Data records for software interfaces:

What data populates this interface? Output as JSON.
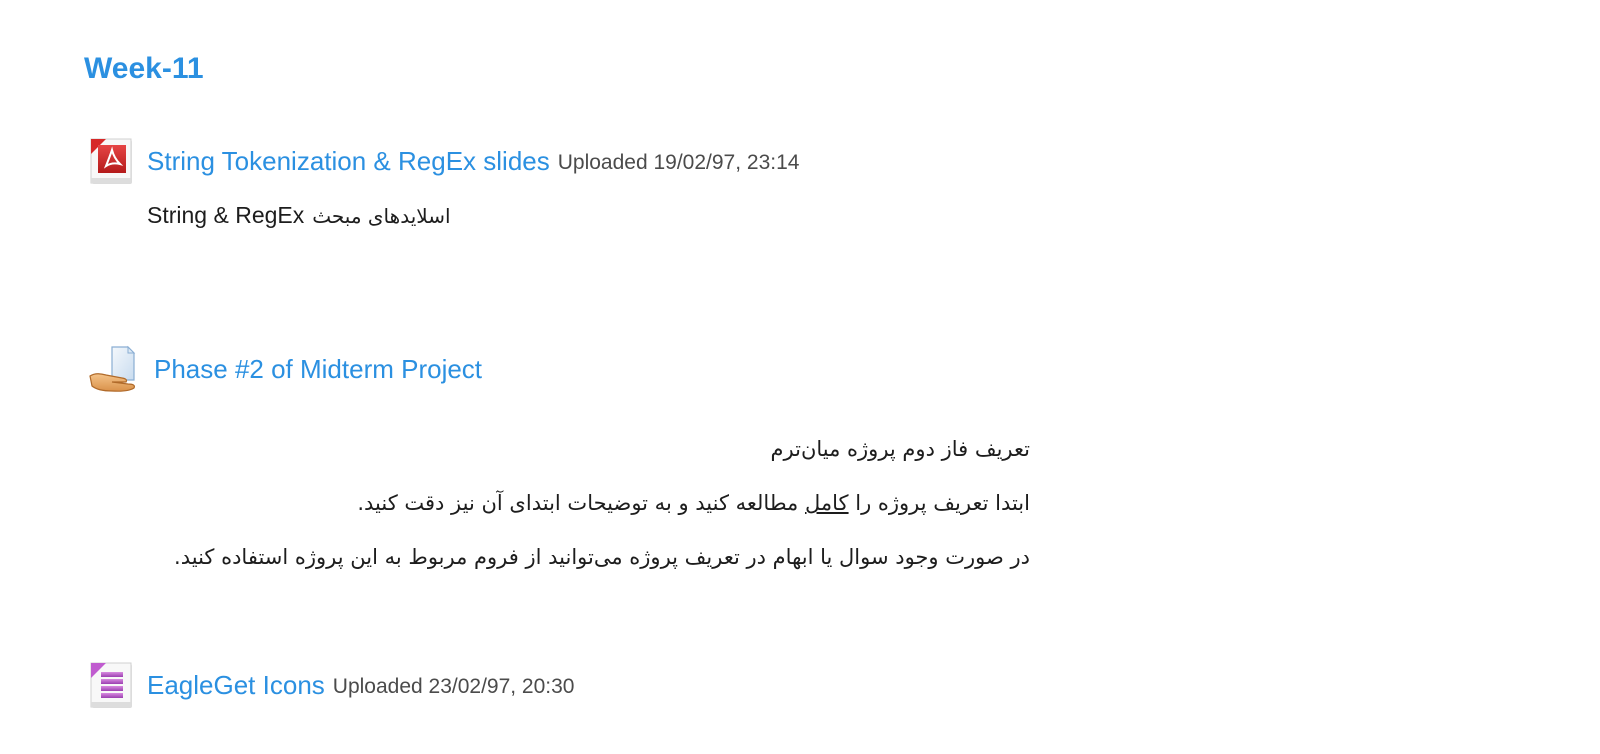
{
  "section": {
    "title": "Week-11"
  },
  "activities": [
    {
      "icon": "pdf-icon",
      "name": "String Tokenization & RegEx slides",
      "details": "Uploaded 19/02/97, 23:14",
      "description_ltr": "String & RegEx",
      "description_rtl": "اسلایدهای مبحث"
    },
    {
      "icon": "assignment-icon",
      "name": "Phase #2 of Midterm Project",
      "description_lines": [
        "تعریف فاز دوم پروژه میان‌ترم",
        "ابتدا تعریف پروژه را",
        "کامل",
        "مطالعه کنید و به توضیحات ابتدای آن نیز دقت کنید.",
        "در صورت وجود سوال یا ابهام در تعریف پروژه می‌توانید از فروم مربوط به این پروژه استفاده کنید."
      ]
    },
    {
      "icon": "archive-icon",
      "name": "EagleGet Icons",
      "details": "Uploaded 23/02/97, 20:30"
    }
  ],
  "colors": {
    "link": "#2b90e1",
    "text": "#1d1d1d",
    "details": "#4b4b4b"
  }
}
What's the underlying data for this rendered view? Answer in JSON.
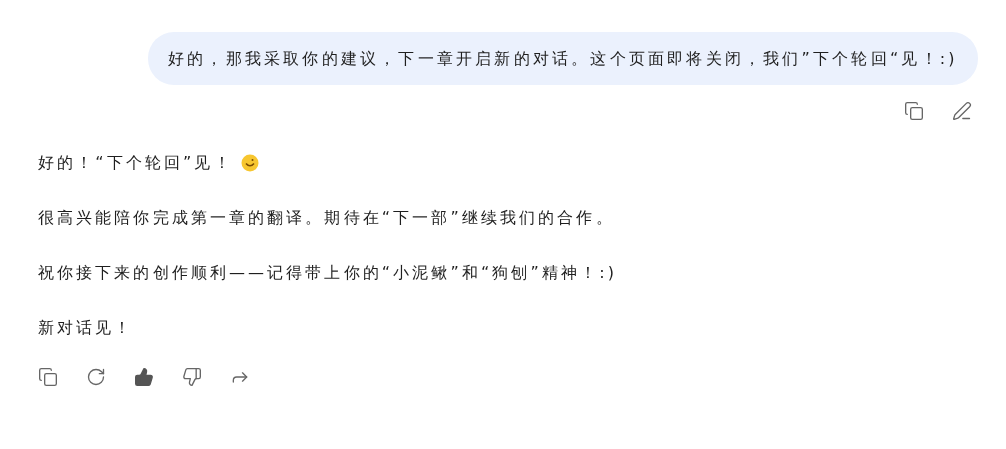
{
  "user_message": {
    "text": "好的，那我采取你的建议，下一章开启新的对话。这个页面即将关闭，我们”下个轮回“见！:)"
  },
  "reply": {
    "paragraphs": [
      "好的！“下个轮回”见！",
      "很高兴能陪你完成第一章的翻译。期待在“下一部”继续我们的合作。",
      "祝你接下来的创作顺利——记得带上你的“小泥鳅”和“狗刨”精神！:)",
      "新对话见！"
    ],
    "liked": true
  }
}
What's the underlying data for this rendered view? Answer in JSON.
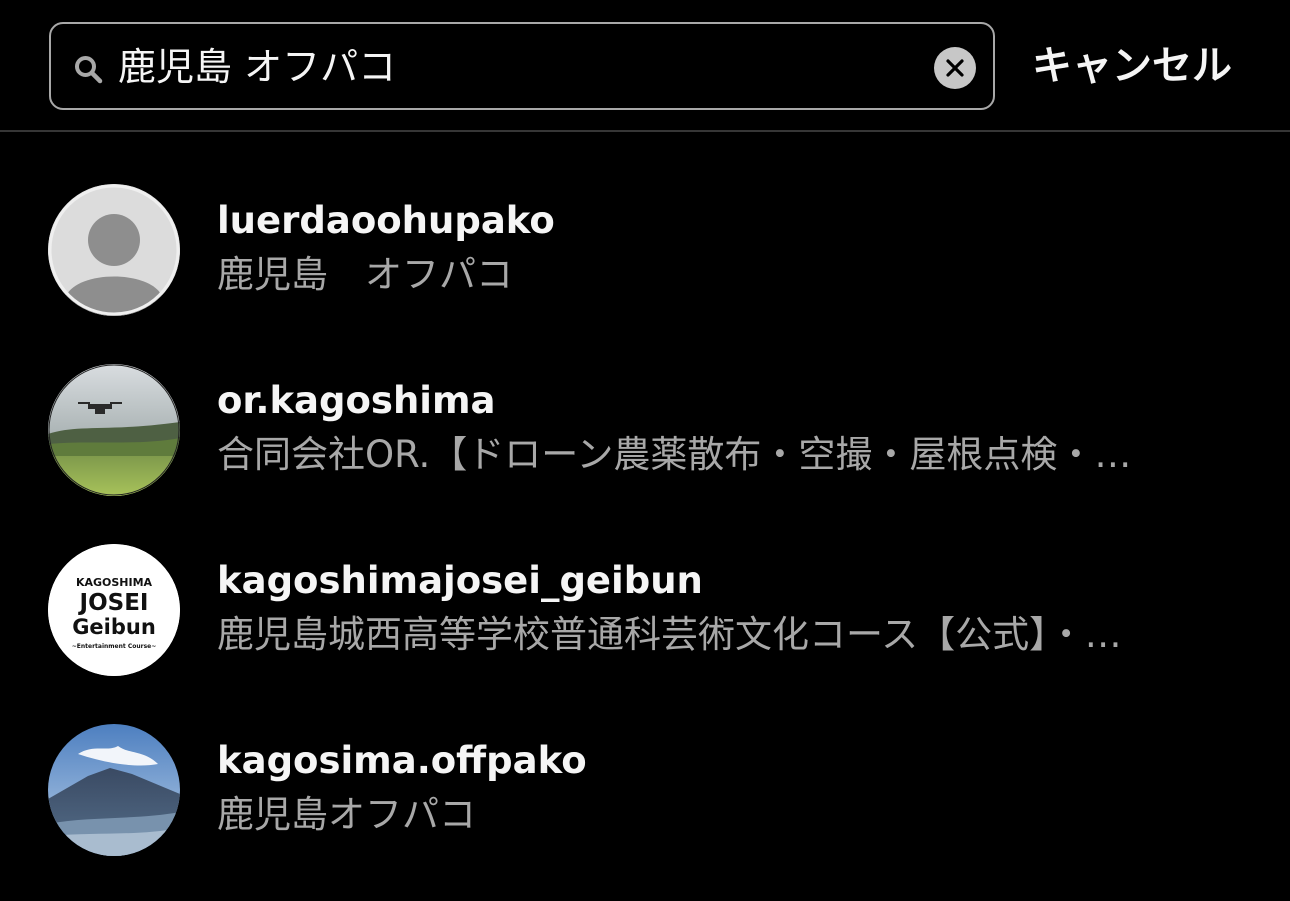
{
  "search": {
    "query": "鹿児島 オフパコ",
    "cancel_label": "キャンセル"
  },
  "results": [
    {
      "username": "luerdaoohupako",
      "fullname": "鹿児島　オフパコ",
      "avatar": "default-avatar"
    },
    {
      "username": "or.kagoshima",
      "fullname": "合同会社OR.【ドローン農薬散布・空撮・屋根点検・…",
      "avatar": "drone-field-photo"
    },
    {
      "username": "kagoshimajosei_geibun",
      "fullname": "鹿児島城西高等学校普通科芸術文化コース【公式】・…",
      "avatar": "logo",
      "logo_text": {
        "line1": "KAGOSHIMA",
        "line2": "JOSEI",
        "line3": "Geibun",
        "line4": "~Entertainment Course~"
      }
    },
    {
      "username": "kagosima.offpako",
      "fullname": "鹿児島オフパコ",
      "avatar": "volcano-photo"
    }
  ],
  "colors": {
    "background": "#000000",
    "primary_text": "#f5f5f5",
    "secondary_text": "#a8a8a8",
    "search_border": "#a8a8a8",
    "divider": "#363636"
  }
}
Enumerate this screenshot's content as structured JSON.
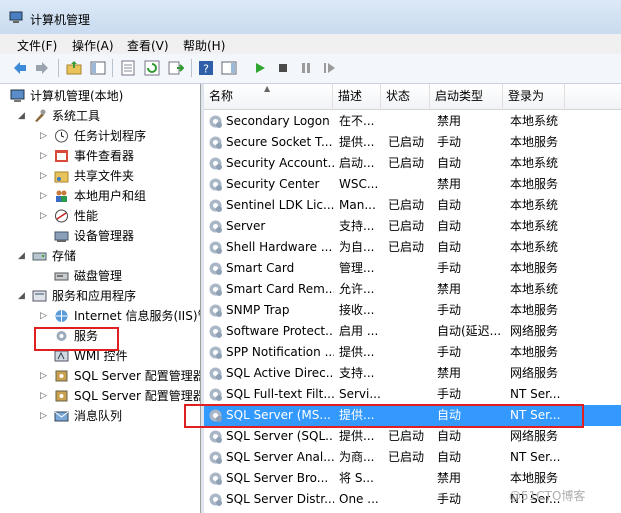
{
  "window": {
    "title": "计算机管理"
  },
  "menu": [
    "文件(F)",
    "操作(A)",
    "查看(V)",
    "帮助(H)"
  ],
  "tree": {
    "root": "计算机管理(本地)",
    "system_tools": "系统工具",
    "task_scheduler": "任务计划程序",
    "event_viewer": "事件查看器",
    "shared_folders": "共享文件夹",
    "local_users": "本地用户和组",
    "performance": "性能",
    "device_manager": "设备管理器",
    "storage": "存储",
    "disk_management": "磁盘管理",
    "services_apps": "服务和应用程序",
    "iis": "Internet 信息服务(IIS)管",
    "services": "服务",
    "wmi": "WMI 控件",
    "sql_config_1": "SQL Server 配置管理器",
    "sql_config_2": "SQL Server 配置管理器",
    "message_queue": "消息队列"
  },
  "table": {
    "headers": {
      "name": "名称",
      "desc": "描述",
      "status": "状态",
      "startup": "启动类型",
      "logon": "登录为"
    },
    "rows": [
      {
        "name": "Secondary Logon",
        "desc": "在不...",
        "status": "",
        "startup": "禁用",
        "logon": "本地系统"
      },
      {
        "name": "Secure Socket T...",
        "desc": "提供...",
        "status": "已启动",
        "startup": "手动",
        "logon": "本地服务"
      },
      {
        "name": "Security Account...",
        "desc": "启动...",
        "status": "已启动",
        "startup": "自动",
        "logon": "本地系统"
      },
      {
        "name": "Security Center",
        "desc": "WSC...",
        "status": "",
        "startup": "禁用",
        "logon": "本地服务"
      },
      {
        "name": "Sentinel LDK Lic...",
        "desc": "Man...",
        "status": "已启动",
        "startup": "自动",
        "logon": "本地系统"
      },
      {
        "name": "Server",
        "desc": "支持...",
        "status": "已启动",
        "startup": "自动",
        "logon": "本地系统"
      },
      {
        "name": "Shell Hardware ...",
        "desc": "为自...",
        "status": "已启动",
        "startup": "自动",
        "logon": "本地系统"
      },
      {
        "name": "Smart Card",
        "desc": "管理...",
        "status": "",
        "startup": "手动",
        "logon": "本地服务"
      },
      {
        "name": "Smart Card Rem...",
        "desc": "允许...",
        "status": "",
        "startup": "禁用",
        "logon": "本地系统"
      },
      {
        "name": "SNMP Trap",
        "desc": "接收...",
        "status": "",
        "startup": "手动",
        "logon": "本地服务"
      },
      {
        "name": "Software Protect...",
        "desc": "启用 ...",
        "status": "",
        "startup": "自动(延迟...",
        "logon": "网络服务"
      },
      {
        "name": "SPP Notification ...",
        "desc": "提供...",
        "status": "",
        "startup": "手动",
        "logon": "本地服务"
      },
      {
        "name": "SQL Active Direc...",
        "desc": "支持...",
        "status": "",
        "startup": "禁用",
        "logon": "网络服务"
      },
      {
        "name": "SQL Full-text Filt...",
        "desc": "Servi...",
        "status": "",
        "startup": "手动",
        "logon": "NT Ser..."
      },
      {
        "name": "SQL Server (MS...",
        "desc": "提供...",
        "status": "",
        "startup": "自动",
        "logon": "NT Ser..."
      },
      {
        "name": "SQL Server (SQL...",
        "desc": "提供...",
        "status": "已启动",
        "startup": "自动",
        "logon": "网络服务"
      },
      {
        "name": "SQL Server Anal...",
        "desc": "为商...",
        "status": "已启动",
        "startup": "自动",
        "logon": "NT Ser..."
      },
      {
        "name": "SQL Server Bro...",
        "desc": "将 S...",
        "status": "",
        "startup": "禁用",
        "logon": "本地服务"
      },
      {
        "name": "SQL Server Distr...",
        "desc": "One ...",
        "status": "",
        "startup": "手动",
        "logon": "NT Ser..."
      }
    ]
  },
  "watermark": "@51CTO博客",
  "colors": {
    "selection": "#3399ff",
    "highlight_box": "#e02020"
  }
}
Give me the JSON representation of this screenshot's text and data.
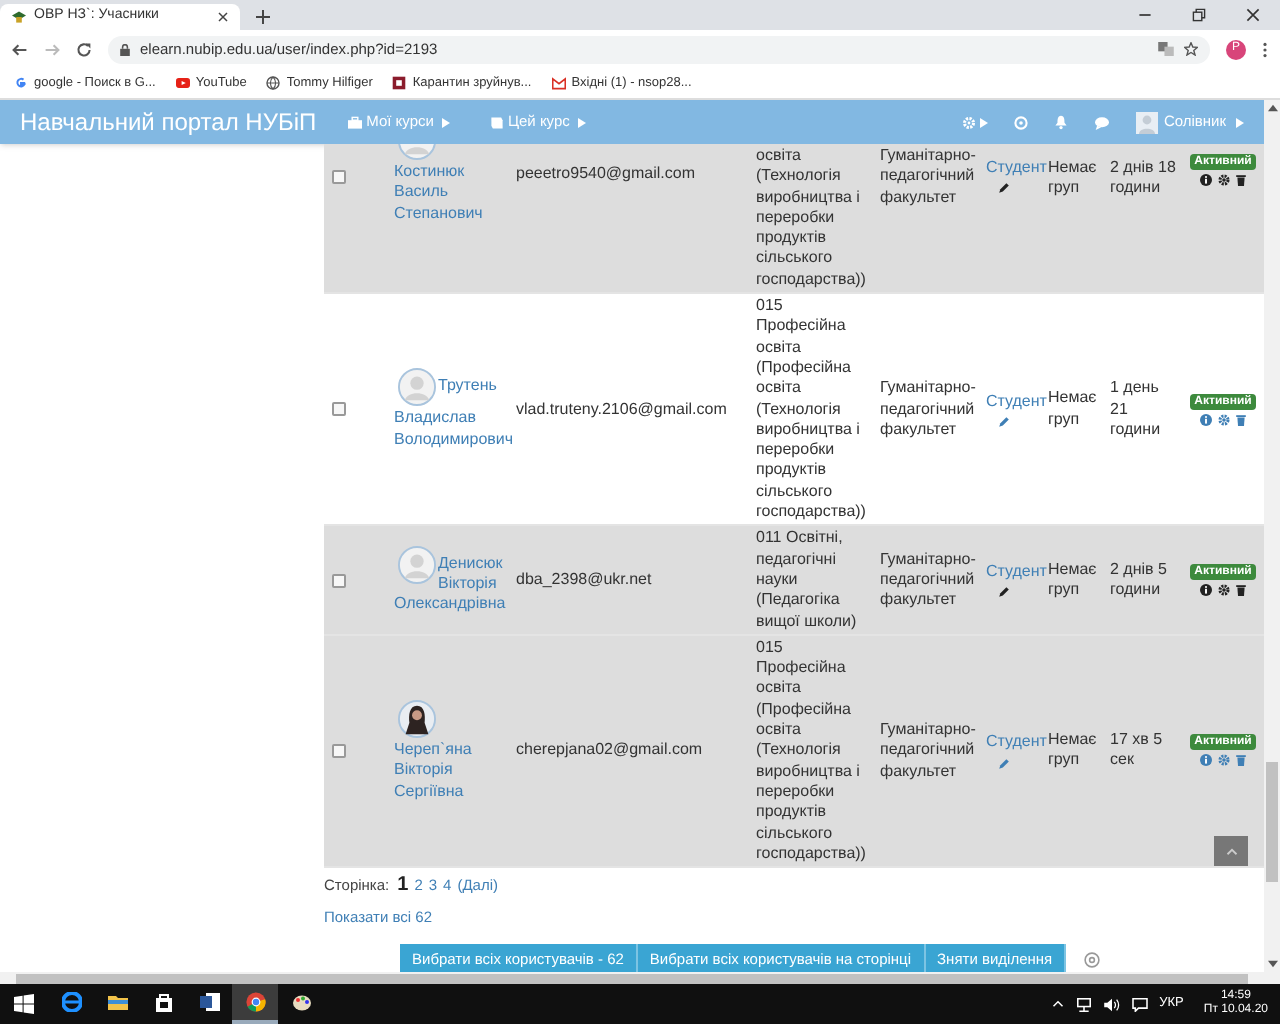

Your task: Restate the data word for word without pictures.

Result for this exercise:
What data populates this interface? Output as JSON.
{
  "section": {
    "title": "Week-11"
  },
  "activities": [
    {
      "icon": "pdf-icon",
      "name": "String Tokenization & RegEx slides",
      "details": "Uploaded 19/02/97, 23:14",
      "description_ltr": "String & RegEx",
      "description_rtl": "اسلایدهای مبحث"
    },
    {
      "icon": "assignment-icon",
      "name": "Phase #2 of Midterm Project",
      "description_lines": [
        "تعریف فاز دوم پروژه میان‌ترم",
        "ابتدا تعریف پروژه را",
        "کامل",
        "مطالعه کنید و به توضیحات ابتدای آن نیز دقت کنید.",
        "در صورت وجود سوال یا ابهام در تعریف پروژه می‌توانید از فروم مربوط به این پروژه استفاده کنید."
      ]
    },
    {
      "icon": "archive-icon",
      "name": "EagleGet Icons",
      "details": "Uploaded 23/02/97, 20:30"
    }
  ],
  "colors": {
    "link": "#2b90e1",
    "text": "#1d1d1d",
    "details": "#4b4b4b"
  }
}
What's the underlying data for this rendered view? Answer in JSON.
{
  "user_message": {
    "text": "好的，那我采取你的建议，下一章开启新的对话。这个页面即将关闭，我们”下个轮回“见！:)"
  },
  "reply": {
    "paragraphs": [
      "好的！“下个轮回”见！",
      "很高兴能陪你完成第一章的翻译。期待在“下一部”继续我们的合作。",
      "祝你接下来的创作顺利——记得带上你的“小泥鳅”和“狗刨”精神！:)",
      "新对话见！"
    ],
    "liked": true
  }
}
What's the underlying data for this rendered view? Answer in JSON.
{
  "search": {
    "query": "鹿児島 オフパコ",
    "cancel_label": "キャンセル"
  },
  "results": [
    {
      "username": "luerdaoohupako",
      "fullname": "鹿児島　オフパコ",
      "avatar": "default-avatar"
    },
    {
      "username": "or.kagoshima",
      "fullname": "合同会社OR.【ドローン農薬散布・空撮・屋根点検・…",
      "avatar": "drone-field-photo"
    },
    {
      "username": "kagoshimajosei_geibun",
      "fullname": "鹿児島城西高等学校普通科芸術文化コース【公式】・…",
      "avatar": "logo",
      "logo_text": {
        "line1": "KAGOSHIMA",
        "line2": "JOSEI",
        "line3": "Geibun",
        "line4": "~Entertainment Course~"
      }
    },
    {
      "username": "kagosima.offpako",
      "fullname": "鹿児島オフパコ",
      "avatar": "volcano-photo"
    }
  ],
  "colors": {
    "background": "#000000",
    "primary_text": "#f5f5f5",
    "secondary_text": "#a8a8a8",
    "search_border": "#a8a8a8",
    "divider": "#363636"
  }
}
Enumerate this screenshot's content as structured JSON.
{
  "window": {
    "title": "计算机管理"
  },
  "menu": [
    "文件(F)",
    "操作(A)",
    "查看(V)",
    "帮助(H)"
  ],
  "tree": {
    "root": "计算机管理(本地)",
    "system_tools": "系统工具",
    "task_scheduler": "任务计划程序",
    "event_viewer": "事件查看器",
    "shared_folders": "共享文件夹",
    "local_users": "本地用户和组",
    "performance": "性能",
    "device_manager": "设备管理器",
    "storage": "存储",
    "disk_management": "磁盘管理",
    "services_apps": "服务和应用程序",
    "iis": "Internet 信息服务(IIS)管",
    "services": "服务",
    "wmi": "WMI 控件",
    "sql_config_1": "SQL Server 配置管理器",
    "sql_config_2": "SQL Server 配置管理器",
    "message_queue": "消息队列"
  },
  "table": {
    "headers": {
      "name": "名称",
      "desc": "描述",
      "status": "状态",
      "startup": "启动类型",
      "logon": "登录为"
    },
    "rows": [
      {
        "name": "Secondary Logon",
        "desc": "在不...",
        "status": "",
        "startup": "禁用",
        "logon": "本地系统"
      },
      {
        "name": "Secure Socket T...",
        "desc": "提供...",
        "status": "已启动",
        "startup": "手动",
        "logon": "本地服务"
      },
      {
        "name": "Security Account...",
        "desc": "启动...",
        "status": "已启动",
        "startup": "自动",
        "logon": "本地系统"
      },
      {
        "name": "Security Center",
        "desc": "WSC...",
        "status": "",
        "startup": "禁用",
        "logon": "本地服务"
      },
      {
        "name": "Sentinel LDK Lic...",
        "desc": "Man...",
        "status": "已启动",
        "startup": "自动",
        "logon": "本地系统"
      },
      {
        "name": "Server",
        "desc": "支持...",
        "status": "已启动",
        "startup": "自动",
        "logon": "本地系统"
      },
      {
        "name": "Shell Hardware ...",
        "desc": "为自...",
        "status": "已启动",
        "startup": "自动",
        "logon": "本地系统"
      },
      {
        "name": "Smart Card",
        "desc": "管理...",
        "status": "",
        "startup": "手动",
        "logon": "本地服务"
      },
      {
        "name": "Smart Card Rem...",
        "desc": "允许...",
        "status": "",
        "startup": "禁用",
        "logon": "本地系统"
      },
      {
        "name": "SNMP Trap",
        "desc": "接收...",
        "status": "",
        "startup": "手动",
        "logon": "本地服务"
      },
      {
        "name": "Software Protect...",
        "desc": "启用 ...",
        "status": "",
        "startup": "自动(延迟...",
        "logon": "网络服务"
      },
      {
        "name": "SPP Notification ...",
        "desc": "提供...",
        "status": "",
        "startup": "手动",
        "logon": "本地服务"
      },
      {
        "name": "SQL Active Direc...",
        "desc": "支持...",
        "status": "",
        "startup": "禁用",
        "logon": "网络服务"
      },
      {
        "name": "SQL Full-text Filt...",
        "desc": "Servi...",
        "status": "",
        "startup": "手动",
        "logon": "NT Ser..."
      },
      {
        "name": "SQL Server (MS...",
        "desc": "提供...",
        "status": "",
        "startup": "自动",
        "logon": "NT Ser..."
      },
      {
        "name": "SQL Server (SQL...",
        "desc": "提供...",
        "status": "已启动",
        "startup": "自动",
        "logon": "网络服务"
      },
      {
        "name": "SQL Server Anal...",
        "desc": "为商...",
        "status": "已启动",
        "startup": "自动",
        "logon": "NT Ser..."
      },
      {
        "name": "SQL Server Bro...",
        "desc": "将 S...",
        "status": "",
        "startup": "禁用",
        "logon": "本地服务"
      },
      {
        "name": "SQL Server Distr...",
        "desc": "One ...",
        "status": "",
        "startup": "手动",
        "logon": "NT Ser..."
      }
    ]
  },
  "watermark": "@51CTO博客",
  "colors": {
    "selection": "#3399ff",
    "highlight_box": "#e02020"
  }
}
Give me the JSON representation of this screenshot's text and data.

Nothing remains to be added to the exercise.